Records contained in a dataset:
====
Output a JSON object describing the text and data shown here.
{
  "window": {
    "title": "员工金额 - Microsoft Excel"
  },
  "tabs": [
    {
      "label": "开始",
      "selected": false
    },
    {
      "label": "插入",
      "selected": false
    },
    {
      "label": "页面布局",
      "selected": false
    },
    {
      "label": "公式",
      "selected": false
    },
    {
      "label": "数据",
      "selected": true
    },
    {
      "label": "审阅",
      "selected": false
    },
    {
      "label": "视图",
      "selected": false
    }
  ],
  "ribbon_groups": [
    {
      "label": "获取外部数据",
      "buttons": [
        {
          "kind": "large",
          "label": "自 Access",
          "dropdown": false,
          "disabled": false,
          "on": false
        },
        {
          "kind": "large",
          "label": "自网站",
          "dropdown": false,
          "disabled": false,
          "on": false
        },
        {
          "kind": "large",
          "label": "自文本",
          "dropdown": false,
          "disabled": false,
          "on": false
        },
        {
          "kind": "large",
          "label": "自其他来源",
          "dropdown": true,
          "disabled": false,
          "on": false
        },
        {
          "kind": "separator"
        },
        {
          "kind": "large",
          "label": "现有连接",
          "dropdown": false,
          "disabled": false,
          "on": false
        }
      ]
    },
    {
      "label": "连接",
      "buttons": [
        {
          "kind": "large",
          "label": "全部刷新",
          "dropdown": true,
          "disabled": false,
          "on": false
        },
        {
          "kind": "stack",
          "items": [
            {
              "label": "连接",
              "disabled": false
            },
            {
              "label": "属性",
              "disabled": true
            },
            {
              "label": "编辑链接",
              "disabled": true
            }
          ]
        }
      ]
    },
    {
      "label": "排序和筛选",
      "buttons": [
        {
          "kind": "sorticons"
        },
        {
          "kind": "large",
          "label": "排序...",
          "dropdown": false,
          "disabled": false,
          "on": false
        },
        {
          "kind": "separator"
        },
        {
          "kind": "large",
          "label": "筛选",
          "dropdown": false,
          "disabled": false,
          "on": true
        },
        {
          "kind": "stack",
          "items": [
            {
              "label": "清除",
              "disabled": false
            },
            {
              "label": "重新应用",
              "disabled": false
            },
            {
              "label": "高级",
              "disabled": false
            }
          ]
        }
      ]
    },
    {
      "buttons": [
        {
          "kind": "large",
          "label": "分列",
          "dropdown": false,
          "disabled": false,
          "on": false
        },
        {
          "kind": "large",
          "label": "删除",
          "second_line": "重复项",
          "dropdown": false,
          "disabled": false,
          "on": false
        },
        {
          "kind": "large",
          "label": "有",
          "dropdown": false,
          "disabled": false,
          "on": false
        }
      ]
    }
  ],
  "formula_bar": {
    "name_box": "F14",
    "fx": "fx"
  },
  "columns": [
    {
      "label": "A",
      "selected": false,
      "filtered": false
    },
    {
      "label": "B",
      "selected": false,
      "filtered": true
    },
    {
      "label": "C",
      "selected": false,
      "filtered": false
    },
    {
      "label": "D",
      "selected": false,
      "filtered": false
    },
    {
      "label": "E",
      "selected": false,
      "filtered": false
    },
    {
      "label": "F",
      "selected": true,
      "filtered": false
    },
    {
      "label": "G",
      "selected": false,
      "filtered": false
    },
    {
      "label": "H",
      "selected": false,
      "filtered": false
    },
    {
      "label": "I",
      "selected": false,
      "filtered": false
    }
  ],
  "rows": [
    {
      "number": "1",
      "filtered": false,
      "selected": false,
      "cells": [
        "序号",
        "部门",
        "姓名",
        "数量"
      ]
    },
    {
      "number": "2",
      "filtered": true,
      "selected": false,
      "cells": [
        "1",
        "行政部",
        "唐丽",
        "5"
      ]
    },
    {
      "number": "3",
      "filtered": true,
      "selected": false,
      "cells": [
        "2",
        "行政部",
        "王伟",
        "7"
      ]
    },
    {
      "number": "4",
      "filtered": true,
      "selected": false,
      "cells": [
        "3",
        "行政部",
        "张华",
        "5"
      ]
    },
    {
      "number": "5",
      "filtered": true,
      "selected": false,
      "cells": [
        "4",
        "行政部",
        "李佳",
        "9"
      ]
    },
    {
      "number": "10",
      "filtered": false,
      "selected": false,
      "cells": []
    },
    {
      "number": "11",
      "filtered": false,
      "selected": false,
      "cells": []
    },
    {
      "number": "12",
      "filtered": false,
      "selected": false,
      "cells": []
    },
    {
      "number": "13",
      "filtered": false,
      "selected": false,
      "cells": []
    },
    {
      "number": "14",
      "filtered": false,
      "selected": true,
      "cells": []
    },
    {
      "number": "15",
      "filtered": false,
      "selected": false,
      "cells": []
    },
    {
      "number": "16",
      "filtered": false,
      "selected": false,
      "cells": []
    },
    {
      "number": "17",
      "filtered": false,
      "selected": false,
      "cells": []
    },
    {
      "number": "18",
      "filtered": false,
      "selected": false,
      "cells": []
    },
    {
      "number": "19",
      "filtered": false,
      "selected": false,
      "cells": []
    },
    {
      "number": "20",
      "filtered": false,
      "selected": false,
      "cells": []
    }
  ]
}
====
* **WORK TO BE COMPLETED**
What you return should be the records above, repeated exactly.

* **RESULT FOR THIS EXERCISE**
Output a JSON object describing the text and data shown here.
{
  "window": {
    "title": "员工金额 - Microsoft Excel"
  },
  "tabs": [
    {
      "label": "开始",
      "selected": false
    },
    {
      "label": "插入",
      "selected": false
    },
    {
      "label": "页面布局",
      "selected": false
    },
    {
      "label": "公式",
      "selected": false
    },
    {
      "label": "数据",
      "selected": true
    },
    {
      "label": "审阅",
      "selected": false
    },
    {
      "label": "视图",
      "selected": false
    }
  ],
  "ribbon_groups": [
    {
      "label": "获取外部数据",
      "buttons": [
        {
          "kind": "large",
          "label": "自 Access",
          "dropdown": false,
          "disabled": false,
          "on": false
        },
        {
          "kind": "large",
          "label": "自网站",
          "dropdown": false,
          "disabled": false,
          "on": false
        },
        {
          "kind": "large",
          "label": "自文本",
          "dropdown": false,
          "disabled": false,
          "on": false
        },
        {
          "kind": "large",
          "label": "自其他来源",
          "dropdown": true,
          "disabled": false,
          "on": false
        },
        {
          "kind": "separator"
        },
        {
          "kind": "large",
          "label": "现有连接",
          "dropdown": false,
          "disabled": false,
          "on": false
        }
      ]
    },
    {
      "label": "连接",
      "buttons": [
        {
          "kind": "large",
          "label": "全部刷新",
          "dropdown": true,
          "disabled": false,
          "on": false
        },
        {
          "kind": "stack",
          "items": [
            {
              "label": "连接",
              "disabled": false
            },
            {
              "label": "属性",
              "disabled": true
            },
            {
              "label": "编辑链接",
              "disabled": true
            }
          ]
        }
      ]
    },
    {
      "label": "排序和筛选",
      "buttons": [
        {
          "kind": "sorticons"
        },
        {
          "kind": "large",
          "label": "排序...",
          "dropdown": false,
          "disabled": false,
          "on": false
        },
        {
          "kind": "separator"
        },
        {
          "kind": "large",
          "label": "筛选",
          "dropdown": false,
          "disabled": false,
          "on": true
        },
        {
          "kind": "stack",
          "items": [
            {
              "label": "清除",
              "disabled": false
            },
            {
              "label": "重新应用",
              "disabled": false
            },
            {
              "label": "高级",
              "disabled": false
            }
          ]
        }
      ]
    },
    {
      "buttons": [
        {
          "kind": "large",
          "label": "分列",
          "dropdown": false,
          "disabled": false,
          "on": false
        },
        {
          "kind": "large",
          "label": "删除",
          "second_line": "重复项",
          "dropdown": false,
          "disabled": false,
          "on": false
        },
        {
          "kind": "large",
          "label": "有",
          "dropdown": false,
          "disabled": false,
          "on": false
        }
      ]
    }
  ],
  "formula_bar": {
    "name_box": "F14",
    "fx": "fx"
  },
  "columns": [
    {
      "label": "A",
      "selected": false,
      "filtered": false
    },
    {
      "label": "B",
      "selected": false,
      "filtered": true
    },
    {
      "label": "C",
      "selected": false,
      "filtered": false
    },
    {
      "label": "D",
      "selected": false,
      "filtered": false
    },
    {
      "label": "E",
      "selected": false,
      "filtered": false
    },
    {
      "label": "F",
      "selected": true,
      "filtered": false
    },
    {
      "label": "G",
      "selected": false,
      "filtered": false
    },
    {
      "label": "H",
      "selected": false,
      "filtered": false
    },
    {
      "label": "I",
      "selected": false,
      "filtered": false
    }
  ],
  "rows": [
    {
      "number": "1",
      "filtered": false,
      "selected": false,
      "cells": [
        "序号",
        "部门",
        "姓名",
        "数量"
      ]
    },
    {
      "number": "2",
      "filtered": true,
      "selected": false,
      "cells": [
        "1",
        "行政部",
        "唐丽",
        "5"
      ]
    },
    {
      "number": "3",
      "filtered": true,
      "selected": false,
      "cells": [
        "2",
        "行政部",
        "王伟",
        "7"
      ]
    },
    {
      "number": "4",
      "filtered": true,
      "selected": false,
      "cells": [
        "3",
        "行政部",
        "张华",
        "5"
      ]
    },
    {
      "number": "5",
      "filtered": true,
      "selected": false,
      "cells": [
        "4",
        "行政部",
        "李佳",
        "9"
      ]
    },
    {
      "number": "10",
      "filtered": false,
      "selected": false,
      "cells": []
    },
    {
      "number": "11",
      "filtered": false,
      "selected": false,
      "cells": []
    },
    {
      "number": "12",
      "filtered": false,
      "selected": false,
      "cells": []
    },
    {
      "number": "13",
      "filtered": false,
      "selected": false,
      "cells": []
    },
    {
      "number": "14",
      "filtered": false,
      "selected": true,
      "cells": []
    },
    {
      "number": "15",
      "filtered": false,
      "selected": false,
      "cells": []
    },
    {
      "number": "16",
      "filtered": false,
      "selected": false,
      "cells": []
    },
    {
      "number": "17",
      "filtered": false,
      "selected": false,
      "cells": []
    },
    {
      "number": "18",
      "filtered": false,
      "selected": false,
      "cells": []
    },
    {
      "number": "19",
      "filtered": false,
      "selected": false,
      "cells": []
    },
    {
      "number": "20",
      "filtered": false,
      "selected": false,
      "cells": []
    }
  ]
}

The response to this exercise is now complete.